Who: Lauren
Age: 35
City: New York, NY
Profession: Professional Gardener

“I can’t believe this!”

I just met Lauren. She shoots her head back towards the projection room and pierces her eyes. The crew, diligently trying to solve the projection issues, hide behind a small window that faces the theatre. They’re lucky to be missing the daggers. She’s not the only one complaining; people on all sides are harping on the delay. We have a right; it’s been an hour. “I have to be at a meeting tomorrow at 8:30am!” She huffs. I empathize; I too, am on roughly that same schedule. But this is the Tribeca Film Festival; glitches such as these are part of the festivities.

Lauren is a gardener in New York! I can’t get over it. “Gardens, like, real ones, are the symbol to wealth in New York.” I nod my head in full agreement. I mean, we all have the odd plant or two but who hires a gardener? “You should’ve seen the apartment I was in last week. The penthouse of a building that sits south of Central Park, so the park just looks like it’s been placed there for them. You see all of it.” Lauren works for a woman who has been catering greens to old money in New York for the past twenty years. “My boss is cool, and she knows how to handles these people.” Her boss has been generous enough to hand over some pretty deep-pocket accounts. “I mean, I work with some wealth, but she’s got the A list players of the city.” I ask her what’s the common profession for these people. “Finance, always finance.” I can only imagine your boss’ apartment, I say. Lauren points, “She actually lives across the street from here. She’s got a pretty messy, small, apartment. Nothing to write home about.”

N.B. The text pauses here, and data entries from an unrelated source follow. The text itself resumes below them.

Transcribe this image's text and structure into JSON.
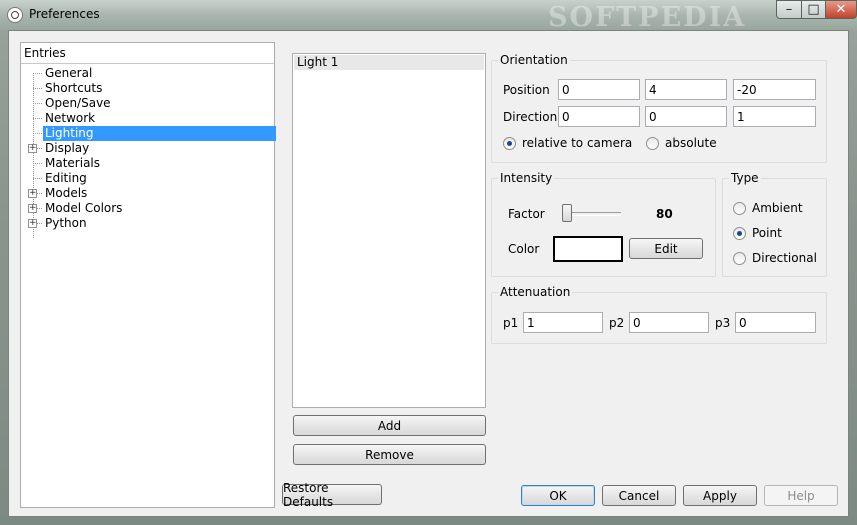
{
  "window": {
    "title": "Preferences",
    "watermark": "SOFTPEDIA",
    "min_glyph": "–",
    "max_glyph": "□",
    "close_glyph": "✕"
  },
  "tree": {
    "header": "Entries",
    "items": [
      {
        "label": "General",
        "expandable": false
      },
      {
        "label": "Shortcuts",
        "expandable": false
      },
      {
        "label": "Open/Save",
        "expandable": false
      },
      {
        "label": "Network",
        "expandable": false
      },
      {
        "label": "Lighting",
        "expandable": false,
        "selected": true
      },
      {
        "label": "Display",
        "expandable": true
      },
      {
        "label": "Materials",
        "expandable": false
      },
      {
        "label": "Editing",
        "expandable": false
      },
      {
        "label": "Models",
        "expandable": true
      },
      {
        "label": "Model Colors",
        "expandable": true
      },
      {
        "label": "Python",
        "expandable": true
      }
    ]
  },
  "lights": {
    "items": [
      "Light 1"
    ],
    "add_label": "Add",
    "remove_label": "Remove"
  },
  "orientation": {
    "title": "Orientation",
    "position_label": "Position",
    "position": [
      "0",
      "4",
      "-20"
    ],
    "direction_label": "Direction",
    "direction": [
      "0",
      "0",
      "1"
    ],
    "relative_label": "relative to camera",
    "absolute_label": "absolute",
    "mode": "relative"
  },
  "intensity": {
    "title": "Intensity",
    "factor_label": "Factor",
    "factor_value": "80",
    "color_label": "Color",
    "edit_label": "Edit",
    "color": "#ffffff"
  },
  "type": {
    "title": "Type",
    "options": [
      "Ambient",
      "Point",
      "Directional"
    ],
    "selected": "Point"
  },
  "attenuation": {
    "title": "Attenuation",
    "p1_label": "p1",
    "p1": "1",
    "p2_label": "p2",
    "p2": "0",
    "p3_label": "p3",
    "p3": "0"
  },
  "footer": {
    "restore_label": "Restore Defaults",
    "ok_label": "OK",
    "cancel_label": "Cancel",
    "apply_label": "Apply",
    "help_label": "Help"
  }
}
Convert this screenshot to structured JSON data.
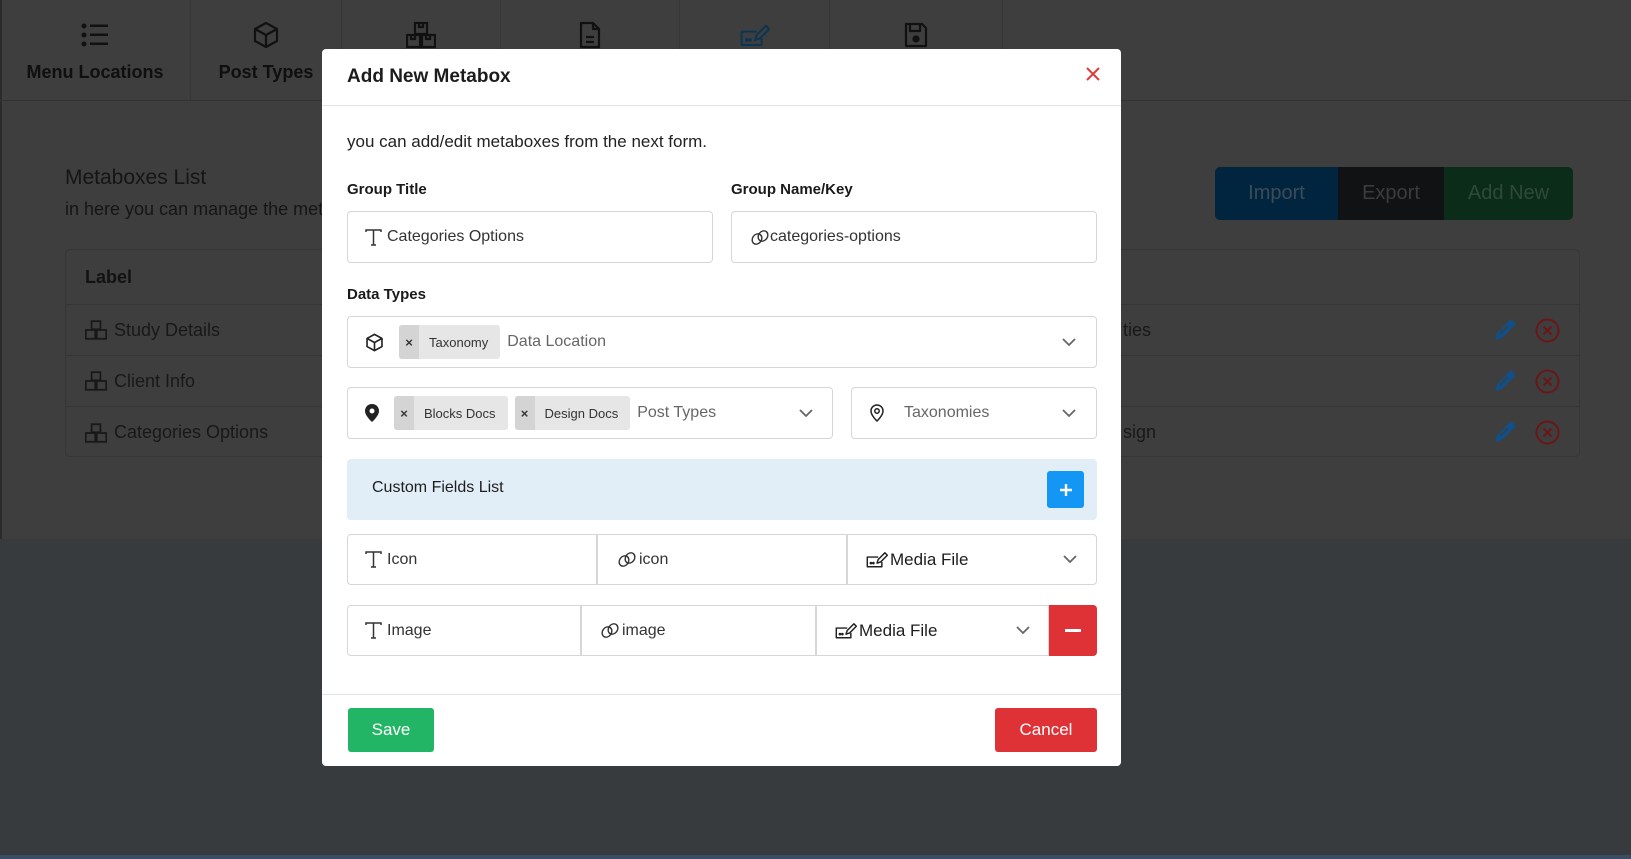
{
  "tabs": [
    {
      "label": "Menu Locations",
      "icon": "list-icon"
    },
    {
      "label": "Post Types",
      "icon": "cube-icon"
    },
    {
      "label": "",
      "icon": "boxes-icon"
    },
    {
      "label": "",
      "icon": "file-icon"
    },
    {
      "label": "",
      "icon": "signature-edit-icon"
    },
    {
      "label": "",
      "icon": "floppy-disk-icon"
    }
  ],
  "background": {
    "list_title": "Metaboxes List",
    "list_subtitle": "in here you can manage the meta",
    "buttons": {
      "import": "Import",
      "export": "Export",
      "add_new": "Add New"
    },
    "table": {
      "header_label": "Label",
      "rows": [
        {
          "label": "Study Details",
          "middle": "ties"
        },
        {
          "label": "Client Info",
          "middle": ""
        },
        {
          "label": "Categories Options",
          "middle": "sign"
        }
      ]
    }
  },
  "modal": {
    "title": "Add New Metabox",
    "intro": "you can add/edit metaboxes from the next form.",
    "group_title": {
      "label": "Group Title",
      "value": "Categories Options"
    },
    "group_key": {
      "label": "Group Name/Key",
      "value": "categories-options"
    },
    "data_types": {
      "label": "Data Types",
      "location_chips": [
        "Taxonomy"
      ],
      "location_placeholder": "Data Location",
      "post_type_chips": [
        "Blocks Docs",
        "Design Docs"
      ],
      "post_types_placeholder": "Post Types",
      "taxonomies_placeholder": "Taxonomies"
    },
    "custom_fields": {
      "title": "Custom Fields List",
      "rows": [
        {
          "label": "Icon",
          "key": "icon",
          "type": "Media File"
        },
        {
          "label": "Image",
          "key": "image",
          "type": "Media File"
        }
      ]
    },
    "save_label": "Save",
    "cancel_label": "Cancel"
  },
  "colors": {
    "save": "#23b566",
    "cancel": "#df3236",
    "add_field": "#1496f5",
    "custom_fields_header": "#e1edf7",
    "close_icon": "#e03b3b"
  }
}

Lauren just fell into this job. “I’m lucky. I guess.” What frustrates her is being at the mercy of other people, usually the wives. And it’s not as artistic as she thought it would be. She confesses, “I get more out of being a script supervisor for an indie than I do agreeing to some woman’s ugly choices in vegetation. Just let me do my job!” I can understand.

“Should I just leave?” She checks the time on her phone, and looks back at the projection window. “Ugh. I was treating myself tonight.” I don’t know what to say.

“Well, it was fun,” Andrea picks up her bag. We play courteous and she leaves.